CHICAGO – Even in this most miserable week of a most miserable summer of a most miserable baseball season, there can be individual ballgames that feature enough back-and-forth drama to remind you why you love this silly game in the first place.
There was nothing of consequence at stake tonight when the Nationals and Cubs met in the middle game of their three-game series. But try telling any of the 37,193 who packed themselves into Wrigley Field on a spectacular, 68-degree summer evening, or anyone wearing either team’s uniform, that this meant nothing.
No, this game between fellow last-place clubs turned into a real barnburner, the Nats taking an early lead, then giving it back, then taking it back before finally hanging on for a well-earned, 6-5 victory to snap a six-game losing streak.
"That's what we need," said Carl Edwards Jr., the former Cub who wound up closing tonight's game with a four-out save. "We need that to show we can come back fighting and close out a game like this, where we had a home run to put us over the edge. Going on the rest of the year, I think this will be a highlight. I think this might start something."
There were several heroes, but the biggest one was a guy who wasn’t even here a week ago. Joey Meneses, the 30-year-old career minor leaguer who finally got his first promotion seven days ago after the Nationals traded Juan Soto and Josh Bell to the Padres, launched his third big league homer, a two-run shot to left in the top of the eighth to flip the Cubs’ one-run lead into a one-run lead for the Nationals.
As he trotted around the bases for the second time in 24 hours, Meneses certainly didn’t care that these two teams are as far out of a pennant race as possible in early August.
"It's what I've dreamed about," he said, via interpreter Octavio Martinez. "From the minor leagues, all the years I spent down there just dreaming to get up here, dreaming of this moment. I'll just keep working and take advantage of this opportunity that I was given up here."
Meneses' homer gave the Nats the lead again, but they needed six outs from a patchwork bullpen to secure the win.
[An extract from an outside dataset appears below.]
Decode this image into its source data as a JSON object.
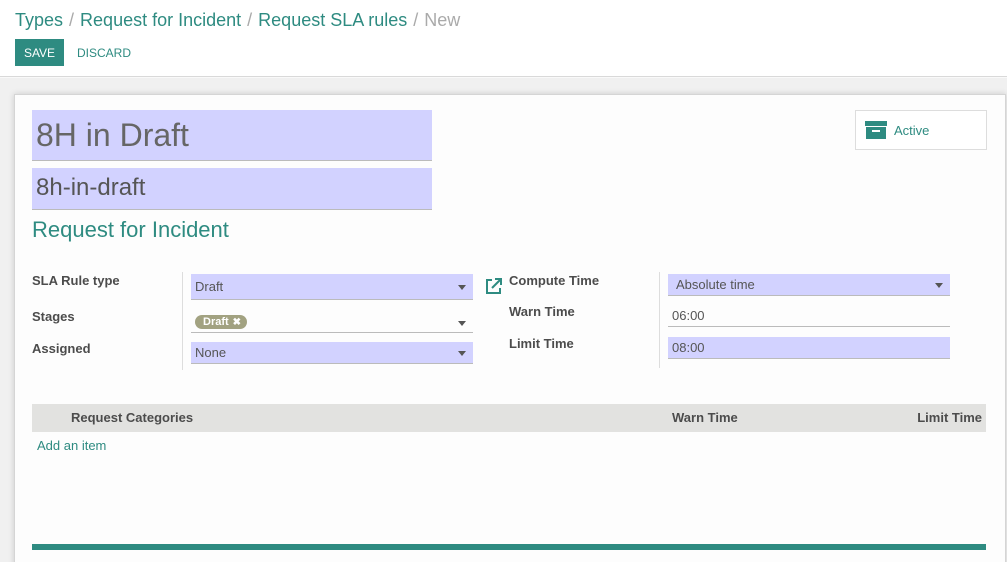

They got the first two from Andres Machado, then the final four from Edwards, the former Cubs setup man who struck out his old batterymate Willson Contreras to escape a jam in the eighth and then returned for the ninth for his first save of the season, only the fourth of his career.
"I mean, he caught me for six, seven years," Edwards said of Contreras. "So he knows what I'm going to get him out with. I just had to trust myself and trust that my curveball would be the pitch to get him."
Edwards wound up closing because Davey Martinez made what seemed the smart play earlier by pitching Kyle Finnegan in the bottom of the seventh with a two-run lead and two runners on base. But during a torturous inning of baseball, Chicago scored four runs on seven hits, each of them a single, five of them to right field, to take a 5-4 lead.
"It seemed like for five batters in a row, they went first to third," Martinez said. "But they put the ball in play. ... I told him: 'Keep your head up. Just one of those days.' "
Finnegan gave up four of the singles, each of them finding grass in front of Meneses in right field, three of them scoring runs. The one batter he retired during that stretch, Ian Happ, lined out sharply to center field, with Lane Thomas then making a perfect throw to Keibert Ruiz, who just tagged Rafael Ortega on the back for what looked like it would be a game-saving double play for the Nats.
Instead, that web gem was reduced to footnote status at the end of a frustrating night for the Nationals, who got five strong innings from starter Paolo Espino and the first two-homer game of Ruiz’s career long before the late-game drama.
The Nats had taken a 4-1 lead thanks to Ruiz’s pair of homers in his first two at-bats. The young catcher, to the delight of a coaching staff that has been preaching him to do this, turned on a couple of inside pitches and launched them to right field for his fifth and sixth home runs of the season, accounting for all four runs.
"Obviously, I want to hit homers," Ruiz said. "I want to be better with my offense. But I've just got to control what I can control and keep working hard every day."
Ruiz’s power display gave the Nationals the early lead they’ve been seeking for weeks, but Espino then did his part to make sure it held up as long as he was in the game.
The veteran right-hander allowed just one run over his five innings, via Seiya Suzuki’s leadoff homer in the bottom of the second. Otherwise, he minimized damage while keeping his pitch count relatively low. He did so by inducing swings and misses, leading to five strikeouts to match his season high.
And when he got Suzuki to line out to left to strand two runners on base in a big spot, Espino walked off the mound having turned in five innings of one-run ball on 86 pitches. That may not meet the traditional definition of a quality start, but for this team at this time, it certainly counted.
"I definitely feel good that everything was working out from the beginning," Espino said. "I think I did a good job keeping the team fighting for that win. Unfortunately, some of the bullpen guys weren't able to get the job done. But they've been doing an awesome job the whole time. ... At the end of the day, the offense just took us to that win. That was really nice and awesome."